"I think a national anthem serves its purpose in all countries.
"It is not something that is essential but it is desirable: just as you know to look left and right to cross the road you should know the words to the national anthem."
The younger generation fared worst in our poll, with only three people aged under 20 knowing the words and only two among the 20 to 36 age group.
Residents over 65 were the most familiar with the lyrics, with 46 per cent able to recite the anthem.
Many respondents who knew the lyrics said they learnt them when they were young, either at school or at clubs such as Scouts, Girl Guides and Brownies.
Some schools in Tunbridge Wells, including Rusthall St Paul's CE Primary School and Broadwater Down Primary School, said it was teaching pupils the words specifically for the Jubilee festivities.
New Mayor John Smith, who has written to the Queen on behalf of residents, took a pragmatic view of our results.
He said: "I think on special and significant occasions it should be sung.
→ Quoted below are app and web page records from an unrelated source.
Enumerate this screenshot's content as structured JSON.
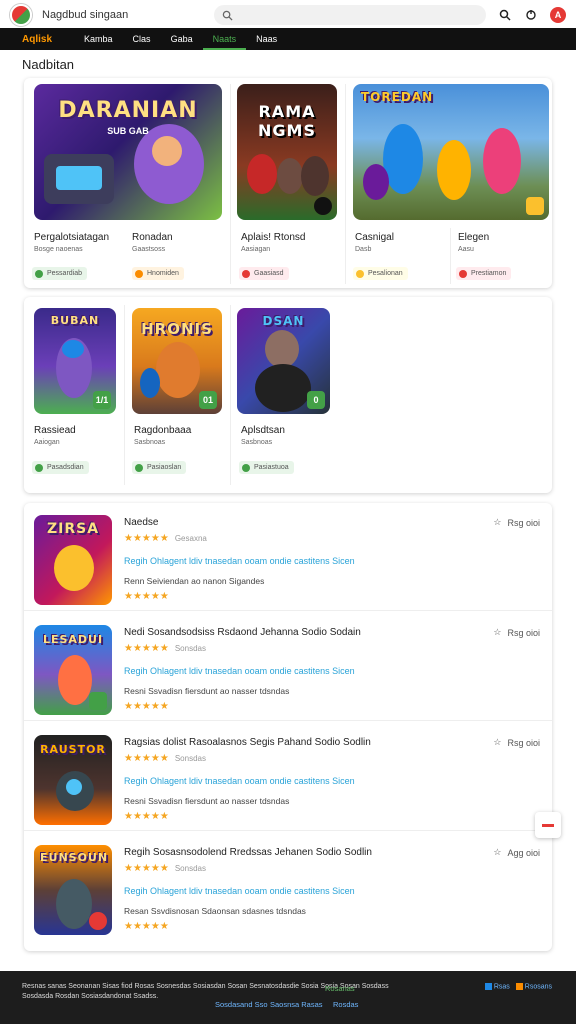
{
  "header": {
    "site_title": "Nagdbud singaan",
    "avatar_letter": "A"
  },
  "nav": {
    "brand": "Aqlisk",
    "items": [
      "Kamba",
      "Clas",
      "Gaba",
      "Naats",
      "Naas"
    ],
    "active_index": 3
  },
  "section_title": "Nadbitan",
  "top_cards": [
    {
      "art_title": "DARANIAN",
      "art_sub": "SUB GAB",
      "name": "Pergalotsiatagan",
      "sub": "Bosge naoenas",
      "chip": "Pessardiab"
    },
    {
      "art_title": "RAMA NGMS",
      "art_sub": "",
      "name": "Ronadan",
      "sub": "Gaastsoss",
      "chip": "Hnomiden"
    },
    {
      "art_title": "Aplais! Rtonsd",
      "art_sub": "",
      "name": "Aplais! Rtonsd",
      "sub": "Aasiagan",
      "chip": "Gaasiasd"
    },
    {
      "art_title": "TOREDAN",
      "art_sub": "",
      "name": "Casnigal",
      "sub": "Dasb",
      "chip": "Pesalionan"
    },
    {
      "art_title": "",
      "art_sub": "",
      "name": "Elegen",
      "sub": "Aasu",
      "chip": "Prestiamon"
    }
  ],
  "mid_cards": [
    {
      "art_title": "BUBAN",
      "badge": "1/1",
      "name": "Rassiead",
      "sub": "Aaiogan",
      "chip": "Pasadsdian"
    },
    {
      "art_title": "HRONIS",
      "badge": "01",
      "name": "Ragdonbaaa",
      "sub": "Sasbnoas",
      "chip": "Pasiaoslan"
    },
    {
      "art_title": "DSAN",
      "badge": "0",
      "name": "Aplsdtsan",
      "sub": "Sasbnoas",
      "chip": "Pasiastuoa"
    }
  ],
  "list_rows": [
    {
      "art_title": "ZIRSA",
      "title": "Naedse",
      "rating_meta": "Gesaxna",
      "link": "Regih Ohlagent ldiv tnasedan ooam ondie castitens Sicen",
      "desc": "Renn Seiviendan ao nanon Sigandes",
      "bookmark": "Rsg oioi"
    },
    {
      "art_title": "LESADUI",
      "title": "Nedi Sosandsodsiss Rsdaond Jehanna Sodio Sodain",
      "rating_meta": "Sonsdas",
      "link": "Regih Ohlagent ldiv tnasedan ooam ondie castitens Sicen",
      "desc": "Resni Ssvadisn fiersdunt ao nasser tdsndas",
      "bookmark": "Rsg oioi"
    },
    {
      "art_title": "RAUSTOR",
      "title": "Ragsias dolist Rasoalasnos Segis Pahand Sodio Sodlin",
      "rating_meta": "Sonsdas",
      "link": "Regih Ohlagent ldiv tnasedan ooam ondie castitens Sicen",
      "desc": "Resni Ssvadisn fiersdunt ao nasser tdsndas",
      "bookmark": "Rsg oioi"
    },
    {
      "art_title": "EUNSOUN",
      "title": "Regih Sosasnsodolend Rredssas Jehanen Sodio Sodlin",
      "rating_meta": "Sonsdas",
      "link": "Regih Ohlagent ldiv tnasedan ooam ondie castitens Sicen",
      "desc": "Resan Ssvdisnosan Sdaonsan sdasnes tdsndas",
      "bookmark": "Agg oioi"
    }
  ],
  "footer": {
    "line1": "Resnas sanas Seonanan Sisas fiod Rosas Sosnesdas Sosiasdan Sosan Sesnatosdasdie Sosia Sosia Sosan Sosdass",
    "line2": "Sosdasda Rosdan Sosiasdandonat Ssadss.",
    "green_text": "Rosanas",
    "badges": [
      "Rsas",
      "Rsosans"
    ],
    "links": [
      "Sosdasand Sso",
      "Saosnsa Rasas",
      "Rosdas"
    ]
  }
}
But the UK is very different to how it was 20 years ago."
Patriotic Calverley Road office worker James Waters, 33, said knowing the words was important. "I think people should learn the national anthem to share in the passion we feel for the country and others in the Commonwealth," he said.
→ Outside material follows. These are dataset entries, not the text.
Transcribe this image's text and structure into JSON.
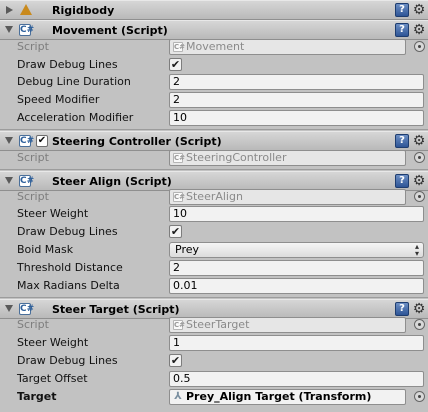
{
  "rigidbody": {
    "title": "Rigidbody"
  },
  "movement": {
    "title": "Movement (Script)",
    "script_label": "Script",
    "script_value": "Movement",
    "draw_debug_lines_label": "Draw Debug Lines",
    "debug_line_duration_label": "Debug Line Duration",
    "debug_line_duration_value": "2",
    "speed_modifier_label": "Speed Modifier",
    "speed_modifier_value": "2",
    "acceleration_modifier_label": "Acceleration Modifier",
    "acceleration_modifier_value": "10"
  },
  "steering_controller": {
    "title": "Steering Controller (Script)",
    "script_label": "Script",
    "script_value": "SteeringController"
  },
  "steer_align": {
    "title": "Steer Align (Script)",
    "script_label": "Script",
    "script_value": "SteerAlign",
    "steer_weight_label": "Steer Weight",
    "steer_weight_value": "10",
    "draw_debug_lines_label": "Draw Debug Lines",
    "boid_mask_label": "Boid Mask",
    "boid_mask_value": "Prey",
    "threshold_distance_label": "Threshold Distance",
    "threshold_distance_value": "2",
    "max_radians_delta_label": "Max Radians Delta",
    "max_radians_delta_value": "0.01"
  },
  "steer_target": {
    "title": "Steer Target (Script)",
    "script_label": "Script",
    "script_value": "SteerTarget",
    "steer_weight_label": "Steer Weight",
    "steer_weight_value": "1",
    "draw_debug_lines_label": "Draw Debug Lines",
    "target_offset_label": "Target Offset",
    "target_offset_value": "0.5",
    "target_label": "Target",
    "target_value": "Prey_Align Target (Transform)"
  },
  "icons": {
    "check_glyph": "✔",
    "help_glyph": "?",
    "gear_glyph": "⚙",
    "script_glyph": "C#",
    "dropdown_glyph": "▲▼"
  }
}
Mike Warren, vicar of St Peter's Church in Bayhall Road, said: "I think it is good to know the national anthem.
"If people knew how to sing it better, perhaps it would be more uniting.
"The fact that the national anthem isn't terribly well known means it can't be a strong uniting force – whether it should be is a moot point."